EXERCISE GOAL
Tally the lines of the data that include the word "this" and state the total, nothing else.
######
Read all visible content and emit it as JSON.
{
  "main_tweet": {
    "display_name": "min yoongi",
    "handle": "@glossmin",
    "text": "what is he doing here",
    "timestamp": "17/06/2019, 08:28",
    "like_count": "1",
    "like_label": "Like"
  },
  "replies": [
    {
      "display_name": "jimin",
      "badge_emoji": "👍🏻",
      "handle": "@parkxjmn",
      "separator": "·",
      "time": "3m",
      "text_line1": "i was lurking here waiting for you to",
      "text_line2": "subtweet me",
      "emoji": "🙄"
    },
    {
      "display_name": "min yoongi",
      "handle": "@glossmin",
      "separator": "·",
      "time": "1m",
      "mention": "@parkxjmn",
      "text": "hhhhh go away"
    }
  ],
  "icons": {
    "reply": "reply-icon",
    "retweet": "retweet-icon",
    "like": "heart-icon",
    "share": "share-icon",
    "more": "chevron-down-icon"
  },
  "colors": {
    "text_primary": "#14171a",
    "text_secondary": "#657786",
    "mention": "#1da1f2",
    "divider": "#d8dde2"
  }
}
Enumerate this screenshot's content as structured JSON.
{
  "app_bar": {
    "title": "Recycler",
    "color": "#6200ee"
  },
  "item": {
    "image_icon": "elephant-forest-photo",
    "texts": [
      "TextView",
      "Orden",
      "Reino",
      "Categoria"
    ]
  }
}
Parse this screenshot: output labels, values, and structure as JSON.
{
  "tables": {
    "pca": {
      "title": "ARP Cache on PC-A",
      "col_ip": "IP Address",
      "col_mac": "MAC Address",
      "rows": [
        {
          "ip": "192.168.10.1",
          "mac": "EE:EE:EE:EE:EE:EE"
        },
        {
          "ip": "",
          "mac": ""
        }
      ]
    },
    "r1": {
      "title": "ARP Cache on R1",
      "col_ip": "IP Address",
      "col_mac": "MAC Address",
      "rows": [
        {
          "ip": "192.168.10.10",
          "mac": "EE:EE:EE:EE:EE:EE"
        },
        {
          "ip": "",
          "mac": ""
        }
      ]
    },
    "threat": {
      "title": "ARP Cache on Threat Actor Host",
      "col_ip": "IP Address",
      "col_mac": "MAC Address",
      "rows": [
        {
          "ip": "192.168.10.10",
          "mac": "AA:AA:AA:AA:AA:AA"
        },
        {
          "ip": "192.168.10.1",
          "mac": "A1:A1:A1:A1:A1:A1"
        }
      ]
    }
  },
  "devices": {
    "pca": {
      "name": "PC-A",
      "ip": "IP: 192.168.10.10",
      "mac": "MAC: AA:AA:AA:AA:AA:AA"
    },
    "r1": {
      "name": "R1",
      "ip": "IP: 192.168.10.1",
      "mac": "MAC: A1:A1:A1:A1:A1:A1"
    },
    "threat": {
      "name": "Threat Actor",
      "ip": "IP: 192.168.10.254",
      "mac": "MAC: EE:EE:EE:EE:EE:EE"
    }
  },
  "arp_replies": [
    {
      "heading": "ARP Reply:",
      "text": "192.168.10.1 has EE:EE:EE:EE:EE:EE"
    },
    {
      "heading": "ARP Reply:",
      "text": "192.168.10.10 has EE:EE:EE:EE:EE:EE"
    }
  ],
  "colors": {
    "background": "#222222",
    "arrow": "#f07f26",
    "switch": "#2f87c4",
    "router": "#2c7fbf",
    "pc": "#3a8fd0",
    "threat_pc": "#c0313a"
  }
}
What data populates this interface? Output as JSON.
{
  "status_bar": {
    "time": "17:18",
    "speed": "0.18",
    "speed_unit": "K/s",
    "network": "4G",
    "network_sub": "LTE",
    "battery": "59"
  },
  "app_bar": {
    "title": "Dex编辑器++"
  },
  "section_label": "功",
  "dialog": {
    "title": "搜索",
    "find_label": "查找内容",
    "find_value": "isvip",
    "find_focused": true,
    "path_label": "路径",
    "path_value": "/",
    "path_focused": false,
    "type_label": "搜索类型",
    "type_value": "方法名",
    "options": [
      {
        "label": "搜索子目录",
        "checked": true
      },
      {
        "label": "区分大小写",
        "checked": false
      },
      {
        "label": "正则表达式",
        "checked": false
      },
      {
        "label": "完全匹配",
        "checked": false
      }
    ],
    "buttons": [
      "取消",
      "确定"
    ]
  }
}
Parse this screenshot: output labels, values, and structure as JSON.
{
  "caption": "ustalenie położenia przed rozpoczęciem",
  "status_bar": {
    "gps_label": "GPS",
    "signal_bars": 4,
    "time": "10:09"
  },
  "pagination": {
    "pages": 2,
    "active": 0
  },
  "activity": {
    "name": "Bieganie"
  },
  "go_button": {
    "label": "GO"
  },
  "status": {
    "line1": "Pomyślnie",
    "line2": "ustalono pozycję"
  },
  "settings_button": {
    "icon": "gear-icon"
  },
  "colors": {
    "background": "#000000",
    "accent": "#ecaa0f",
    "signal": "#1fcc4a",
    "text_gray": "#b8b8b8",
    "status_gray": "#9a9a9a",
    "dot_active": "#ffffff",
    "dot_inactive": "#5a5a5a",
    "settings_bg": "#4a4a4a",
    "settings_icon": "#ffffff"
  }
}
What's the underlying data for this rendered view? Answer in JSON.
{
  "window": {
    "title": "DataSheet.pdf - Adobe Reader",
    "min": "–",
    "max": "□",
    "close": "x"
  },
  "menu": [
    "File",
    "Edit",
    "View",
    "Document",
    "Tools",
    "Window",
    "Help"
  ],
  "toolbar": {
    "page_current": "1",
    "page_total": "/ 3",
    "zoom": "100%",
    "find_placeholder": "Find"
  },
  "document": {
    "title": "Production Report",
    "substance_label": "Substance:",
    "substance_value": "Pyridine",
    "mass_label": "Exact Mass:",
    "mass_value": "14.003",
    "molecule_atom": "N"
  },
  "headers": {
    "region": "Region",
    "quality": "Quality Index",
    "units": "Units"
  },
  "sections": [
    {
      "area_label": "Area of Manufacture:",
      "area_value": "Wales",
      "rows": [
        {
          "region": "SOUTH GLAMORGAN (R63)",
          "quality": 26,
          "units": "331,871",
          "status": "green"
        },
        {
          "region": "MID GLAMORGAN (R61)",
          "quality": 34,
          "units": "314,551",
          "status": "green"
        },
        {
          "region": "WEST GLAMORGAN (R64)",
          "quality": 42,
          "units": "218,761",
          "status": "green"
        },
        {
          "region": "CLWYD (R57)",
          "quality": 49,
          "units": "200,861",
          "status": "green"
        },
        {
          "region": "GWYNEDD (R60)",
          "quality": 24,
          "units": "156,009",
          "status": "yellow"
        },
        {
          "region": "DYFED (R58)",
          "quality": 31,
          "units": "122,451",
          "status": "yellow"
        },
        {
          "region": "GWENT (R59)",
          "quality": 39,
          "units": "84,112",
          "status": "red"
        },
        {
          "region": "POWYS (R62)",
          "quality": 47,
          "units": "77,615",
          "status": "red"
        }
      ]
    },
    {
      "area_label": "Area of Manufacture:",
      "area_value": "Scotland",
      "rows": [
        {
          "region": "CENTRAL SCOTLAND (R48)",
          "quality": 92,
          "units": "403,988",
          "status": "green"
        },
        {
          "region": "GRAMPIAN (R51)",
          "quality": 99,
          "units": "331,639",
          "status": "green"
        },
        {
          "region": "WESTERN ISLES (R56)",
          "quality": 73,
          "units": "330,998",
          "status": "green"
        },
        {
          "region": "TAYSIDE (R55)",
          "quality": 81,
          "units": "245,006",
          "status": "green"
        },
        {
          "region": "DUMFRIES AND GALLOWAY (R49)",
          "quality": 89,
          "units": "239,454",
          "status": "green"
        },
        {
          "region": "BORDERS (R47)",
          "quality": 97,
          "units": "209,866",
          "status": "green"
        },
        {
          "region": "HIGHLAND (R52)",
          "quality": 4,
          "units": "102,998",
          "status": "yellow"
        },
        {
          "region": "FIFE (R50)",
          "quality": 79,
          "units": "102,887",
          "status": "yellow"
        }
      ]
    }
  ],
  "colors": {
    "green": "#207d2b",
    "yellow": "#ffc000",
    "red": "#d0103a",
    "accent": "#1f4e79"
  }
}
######
SOLUTION TO THE EXERCISE
5